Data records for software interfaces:
===

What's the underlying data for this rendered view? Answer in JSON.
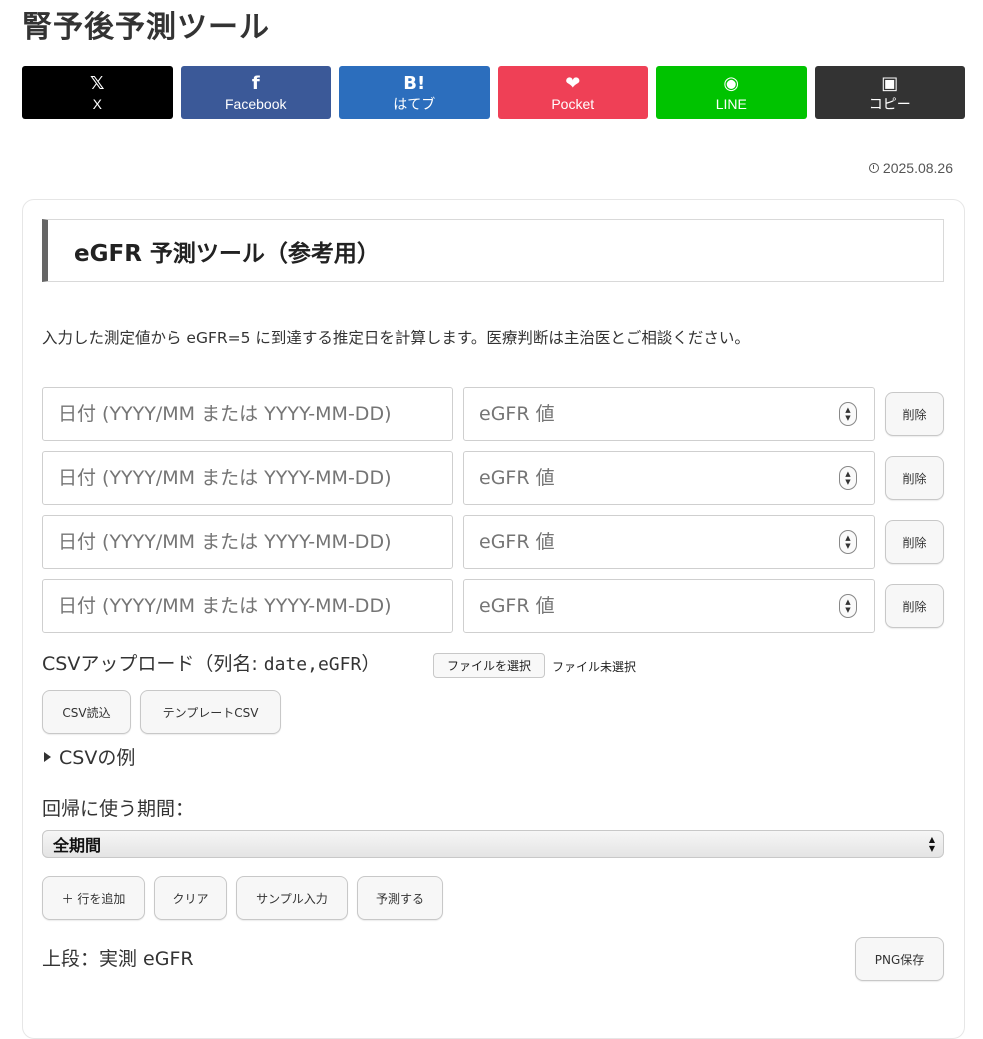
{
  "page_title": "腎予後予測ツール",
  "share": [
    {
      "icon": "𝕏",
      "label": "X",
      "bg": "#000000"
    },
    {
      "icon": "f",
      "label": "Facebook",
      "bg": "#3b5998"
    },
    {
      "icon": "B!",
      "label": "はてブ",
      "bg": "#2c6ebd"
    },
    {
      "icon": "❤",
      "label": "Pocket",
      "bg": "#ef4056"
    },
    {
      "icon": "◉",
      "label": "LINE",
      "bg": "#00c300"
    },
    {
      "icon": "▣",
      "label": "コピー",
      "bg": "#333333"
    }
  ],
  "post_date": "2025.08.26",
  "tool": {
    "title": "eGFR 予測ツール（参考用）",
    "description": "入力した測定値から eGFR=5 に到達する推定日を計算します。医療判断は主治医とご相談ください。"
  },
  "rows": [
    {
      "date_placeholder": "日付 (YYYY/MM または YYYY-MM-DD)",
      "egfr_placeholder": "eGFR 値",
      "delete_label": "削除"
    },
    {
      "date_placeholder": "日付 (YYYY/MM または YYYY-MM-DD)",
      "egfr_placeholder": "eGFR 値",
      "delete_label": "削除"
    },
    {
      "date_placeholder": "日付 (YYYY/MM または YYYY-MM-DD)",
      "egfr_placeholder": "eGFR 値",
      "delete_label": "削除"
    },
    {
      "date_placeholder": "日付 (YYYY/MM または YYYY-MM-DD)",
      "egfr_placeholder": "eGFR 値",
      "delete_label": "削除"
    }
  ],
  "csv": {
    "label_prefix": "CSVアップロード（列名: ",
    "label_code": "date,eGFR",
    "label_suffix": "）",
    "file_button": "ファイルを選択",
    "file_status": "ファイル未選択",
    "read_button": "CSV読込",
    "template_button": "テンプレートCSV",
    "example_summary": "CSVの例"
  },
  "period": {
    "label": "回帰に使う期間：",
    "selected": "全期間"
  },
  "actions": {
    "add_row": "＋ 行を追加",
    "clear": "クリア",
    "sample": "サンプル入力",
    "predict": "予測する"
  },
  "chart": {
    "caption": "上段：実測 eGFR",
    "save_png": "PNG保存"
  }
}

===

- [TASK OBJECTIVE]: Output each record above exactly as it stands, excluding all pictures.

- [SOLUTION FOR THIS PROBLEM]:
What's the underlying data for this rendered view? Answer in JSON.
{
  "page_title": "腎予後予測ツール",
  "share": [
    {
      "icon": "𝕏",
      "label": "X",
      "bg": "#000000"
    },
    {
      "icon": "f",
      "label": "Facebook",
      "bg": "#3b5998"
    },
    {
      "icon": "B!",
      "label": "はてブ",
      "bg": "#2c6ebd"
    },
    {
      "icon": "❤",
      "label": "Pocket",
      "bg": "#ef4056"
    },
    {
      "icon": "◉",
      "label": "LINE",
      "bg": "#00c300"
    },
    {
      "icon": "▣",
      "label": "コピー",
      "bg": "#333333"
    }
  ],
  "post_date": "2025.08.26",
  "tool": {
    "title": "eGFR 予測ツール（参考用）",
    "description": "入力した測定値から eGFR=5 に到達する推定日を計算します。医療判断は主治医とご相談ください。"
  },
  "rows": [
    {
      "date_placeholder": "日付 (YYYY/MM または YYYY-MM-DD)",
      "egfr_placeholder": "eGFR 値",
      "delete_label": "削除"
    },
    {
      "date_placeholder": "日付 (YYYY/MM または YYYY-MM-DD)",
      "egfr_placeholder": "eGFR 値",
      "delete_label": "削除"
    },
    {
      "date_placeholder": "日付 (YYYY/MM または YYYY-MM-DD)",
      "egfr_placeholder": "eGFR 値",
      "delete_label": "削除"
    },
    {
      "date_placeholder": "日付 (YYYY/MM または YYYY-MM-DD)",
      "egfr_placeholder": "eGFR 値",
      "delete_label": "削除"
    }
  ],
  "csv": {
    "label_prefix": "CSVアップロード（列名: ",
    "label_code": "date,eGFR",
    "label_suffix": "）",
    "file_button": "ファイルを選択",
    "file_status": "ファイル未選択",
    "read_button": "CSV読込",
    "template_button": "テンプレートCSV",
    "example_summary": "CSVの例"
  },
  "period": {
    "label": "回帰に使う期間：",
    "selected": "全期間"
  },
  "actions": {
    "add_row": "＋ 行を追加",
    "clear": "クリア",
    "sample": "サンプル入力",
    "predict": "予測する"
  },
  "chart": {
    "caption": "上段：実測 eGFR",
    "save_png": "PNG保存"
  }
}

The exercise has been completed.